*Task details*
Go through the entries below, count every line with the string "start", and answer with only that number.
**********
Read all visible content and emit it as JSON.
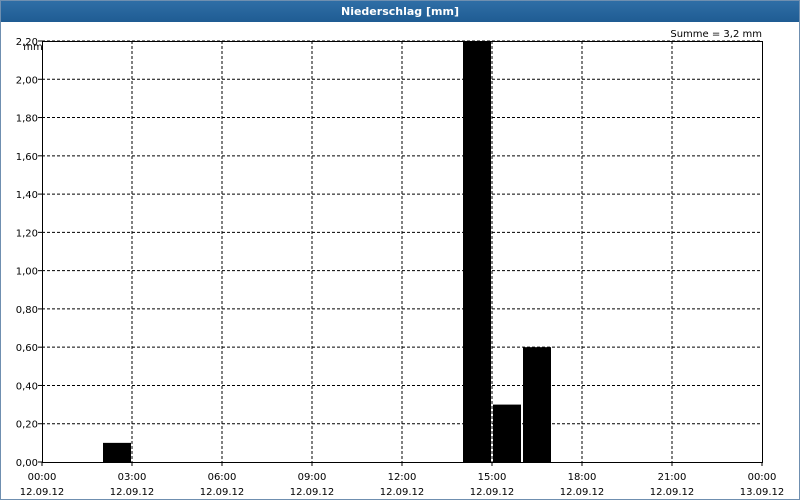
{
  "window": {
    "title": "Niederschlag [mm]"
  },
  "summary": "Summe = 3,2 mm",
  "chart_data": {
    "type": "bar",
    "title": "Niederschlag [mm]",
    "ylabel": "mm",
    "xlabel": "",
    "ylim": [
      0,
      2.2
    ],
    "y_ticks": [
      "0,00",
      "0,20",
      "0,40",
      "0,60",
      "0,80",
      "1,00",
      "1,20",
      "1,40",
      "1,60",
      "1,80",
      "2,00",
      "2,20"
    ],
    "x_ticks": [
      {
        "time": "00:00",
        "date": "12.09.12"
      },
      {
        "time": "03:00",
        "date": "12.09.12"
      },
      {
        "time": "06:00",
        "date": "12.09.12"
      },
      {
        "time": "09:00",
        "date": "12.09.12"
      },
      {
        "time": "12:00",
        "date": "12.09.12"
      },
      {
        "time": "15:00",
        "date": "12.09.12"
      },
      {
        "time": "18:00",
        "date": "12.09.12"
      },
      {
        "time": "21:00",
        "date": "12.09.12"
      },
      {
        "time": "00:00",
        "date": "13.09.12"
      }
    ],
    "grid": true,
    "bar_color": "#000000",
    "bars": [
      {
        "start": "12.09.12 02:00",
        "end": "12.09.12 03:00",
        "value": 0.1
      },
      {
        "start": "12.09.12 14:00",
        "end": "12.09.12 15:00",
        "value": 2.2
      },
      {
        "start": "12.09.12 15:00",
        "end": "12.09.12 16:00",
        "value": 0.3
      },
      {
        "start": "12.09.12 16:00",
        "end": "12.09.12 17:00",
        "value": 0.6
      }
    ]
  }
}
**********
*Written solution*
4